  • 2006.X.59 Kitsune mask (front)
What is it?
Hyottoko Mask
What is it made of?
Where is it from?
When was it made?
Object ID

This papier-mâché mask represents Hyottoko, a character from Japanese folklore. It is painted on front in a skin tone; its face has one white eye wide open (with an eye hole) and the other eye winking. The eyebrows, eye lashes, and nostrils are all painted in black, while the cheeks and wrinkle lines are painted in reddish brown, the pouting mouth is painted in red, and the beard stubble is lightly brushed on in grey. Hyottoko is painted wearing his signature white tenugui headband with blue polka dots. A thread is strung through two holes on either side of the mask for wear. Hyotokku masks are used to bring good luck/fortune. 

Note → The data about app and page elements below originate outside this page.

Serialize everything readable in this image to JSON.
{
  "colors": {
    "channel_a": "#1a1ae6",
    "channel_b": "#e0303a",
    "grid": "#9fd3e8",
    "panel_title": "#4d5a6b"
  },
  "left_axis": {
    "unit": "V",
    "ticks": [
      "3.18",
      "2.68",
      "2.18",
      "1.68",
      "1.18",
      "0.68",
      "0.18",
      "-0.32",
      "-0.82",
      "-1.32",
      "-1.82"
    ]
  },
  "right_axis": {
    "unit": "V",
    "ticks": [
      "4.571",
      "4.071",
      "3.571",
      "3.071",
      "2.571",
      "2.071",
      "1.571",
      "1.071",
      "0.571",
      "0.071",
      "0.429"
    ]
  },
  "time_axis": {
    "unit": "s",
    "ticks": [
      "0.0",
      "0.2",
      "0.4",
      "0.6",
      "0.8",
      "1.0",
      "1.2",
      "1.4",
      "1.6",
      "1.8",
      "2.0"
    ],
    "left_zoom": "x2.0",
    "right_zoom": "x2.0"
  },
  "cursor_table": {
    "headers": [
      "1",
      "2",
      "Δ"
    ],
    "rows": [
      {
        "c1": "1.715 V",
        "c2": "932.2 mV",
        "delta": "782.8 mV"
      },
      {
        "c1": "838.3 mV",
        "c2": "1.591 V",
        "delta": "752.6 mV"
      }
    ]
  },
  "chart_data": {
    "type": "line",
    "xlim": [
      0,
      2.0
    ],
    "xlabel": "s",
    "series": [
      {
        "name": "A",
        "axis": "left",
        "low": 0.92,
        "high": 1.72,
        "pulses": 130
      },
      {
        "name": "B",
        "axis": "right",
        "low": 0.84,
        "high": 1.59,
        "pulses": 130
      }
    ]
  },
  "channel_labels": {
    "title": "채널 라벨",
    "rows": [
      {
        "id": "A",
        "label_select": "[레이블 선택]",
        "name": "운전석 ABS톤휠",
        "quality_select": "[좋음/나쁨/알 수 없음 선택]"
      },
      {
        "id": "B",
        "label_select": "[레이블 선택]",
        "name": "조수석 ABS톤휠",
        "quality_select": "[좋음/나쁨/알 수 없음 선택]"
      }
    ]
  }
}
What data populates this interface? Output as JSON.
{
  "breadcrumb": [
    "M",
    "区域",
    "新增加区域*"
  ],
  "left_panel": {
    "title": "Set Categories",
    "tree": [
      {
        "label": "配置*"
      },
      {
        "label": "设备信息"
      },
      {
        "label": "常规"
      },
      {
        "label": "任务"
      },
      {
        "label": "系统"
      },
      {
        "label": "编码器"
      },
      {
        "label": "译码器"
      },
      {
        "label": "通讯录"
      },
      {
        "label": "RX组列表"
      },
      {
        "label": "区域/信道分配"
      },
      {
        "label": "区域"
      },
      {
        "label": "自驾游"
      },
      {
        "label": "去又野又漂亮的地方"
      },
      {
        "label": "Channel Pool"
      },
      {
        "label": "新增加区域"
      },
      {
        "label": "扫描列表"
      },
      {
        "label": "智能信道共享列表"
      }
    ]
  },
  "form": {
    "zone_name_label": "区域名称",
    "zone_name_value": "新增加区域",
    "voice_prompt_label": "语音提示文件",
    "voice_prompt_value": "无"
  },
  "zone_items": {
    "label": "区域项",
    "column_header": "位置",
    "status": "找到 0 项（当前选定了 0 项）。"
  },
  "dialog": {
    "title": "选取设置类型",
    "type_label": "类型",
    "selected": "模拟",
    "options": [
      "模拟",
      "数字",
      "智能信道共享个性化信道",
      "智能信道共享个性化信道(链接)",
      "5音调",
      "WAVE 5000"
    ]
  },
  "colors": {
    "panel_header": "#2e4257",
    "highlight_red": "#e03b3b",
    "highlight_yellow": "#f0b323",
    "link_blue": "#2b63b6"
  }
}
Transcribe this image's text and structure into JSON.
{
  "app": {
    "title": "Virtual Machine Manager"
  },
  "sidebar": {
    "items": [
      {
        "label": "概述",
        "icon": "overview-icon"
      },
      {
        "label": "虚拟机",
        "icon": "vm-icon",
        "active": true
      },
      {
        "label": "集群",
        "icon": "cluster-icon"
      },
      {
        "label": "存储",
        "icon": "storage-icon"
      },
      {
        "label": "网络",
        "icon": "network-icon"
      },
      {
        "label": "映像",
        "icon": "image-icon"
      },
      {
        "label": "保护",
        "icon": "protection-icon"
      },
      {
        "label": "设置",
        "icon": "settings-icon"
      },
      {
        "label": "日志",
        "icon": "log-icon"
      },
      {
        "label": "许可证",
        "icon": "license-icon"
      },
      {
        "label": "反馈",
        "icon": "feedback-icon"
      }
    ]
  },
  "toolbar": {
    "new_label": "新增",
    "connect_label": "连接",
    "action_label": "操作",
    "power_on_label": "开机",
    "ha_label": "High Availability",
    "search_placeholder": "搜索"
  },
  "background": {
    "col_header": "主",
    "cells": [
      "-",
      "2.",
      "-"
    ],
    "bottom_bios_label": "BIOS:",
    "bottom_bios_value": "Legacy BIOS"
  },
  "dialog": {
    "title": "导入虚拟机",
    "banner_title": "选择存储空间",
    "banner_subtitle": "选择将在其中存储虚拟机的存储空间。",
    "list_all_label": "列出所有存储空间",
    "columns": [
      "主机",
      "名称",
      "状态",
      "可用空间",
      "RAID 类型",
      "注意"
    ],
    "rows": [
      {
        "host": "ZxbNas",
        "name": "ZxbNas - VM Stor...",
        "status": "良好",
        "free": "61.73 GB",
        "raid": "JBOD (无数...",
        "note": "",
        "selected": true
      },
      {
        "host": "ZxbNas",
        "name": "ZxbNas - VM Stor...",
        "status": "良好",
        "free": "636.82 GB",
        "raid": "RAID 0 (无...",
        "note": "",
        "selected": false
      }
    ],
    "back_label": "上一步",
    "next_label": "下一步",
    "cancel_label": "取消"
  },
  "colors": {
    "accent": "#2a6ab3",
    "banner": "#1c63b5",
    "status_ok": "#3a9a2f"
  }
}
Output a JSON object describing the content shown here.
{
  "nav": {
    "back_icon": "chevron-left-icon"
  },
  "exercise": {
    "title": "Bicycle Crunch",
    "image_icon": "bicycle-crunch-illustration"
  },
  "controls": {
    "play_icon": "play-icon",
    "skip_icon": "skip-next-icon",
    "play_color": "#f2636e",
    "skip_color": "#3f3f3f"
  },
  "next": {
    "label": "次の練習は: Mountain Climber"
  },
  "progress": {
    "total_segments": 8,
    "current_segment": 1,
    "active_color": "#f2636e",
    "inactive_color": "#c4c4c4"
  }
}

Hyottoko is a figure from Japanese folklore, with unclear origins. In many regions he is considered the god of fire (his name derives from "hi"--fire--and "otoko"--man). Some regions have alternative conceptions of Hyottoko: in Iwate Prefecture, for example, the character is based a boy named Hyoutokusu who had a bizarre face and could create gold out of his belly button. When someone in one's household passed away, the relatives would put the mask of this boy at the top of the fireplace to bring good fortune to the house. Whatever the origins, today Hyottoko is characterized by mismatched eyes and a somewhat lopsided face, and he is often wearing a white tenugui with blue polka dots. Hyottoko's female counterpart is Otafuku/Okame (the plain or homely woman); both are somewhat comical figures.

Purchased by The Children's Museum, 1985
2009.103.1 Hyottoko Mask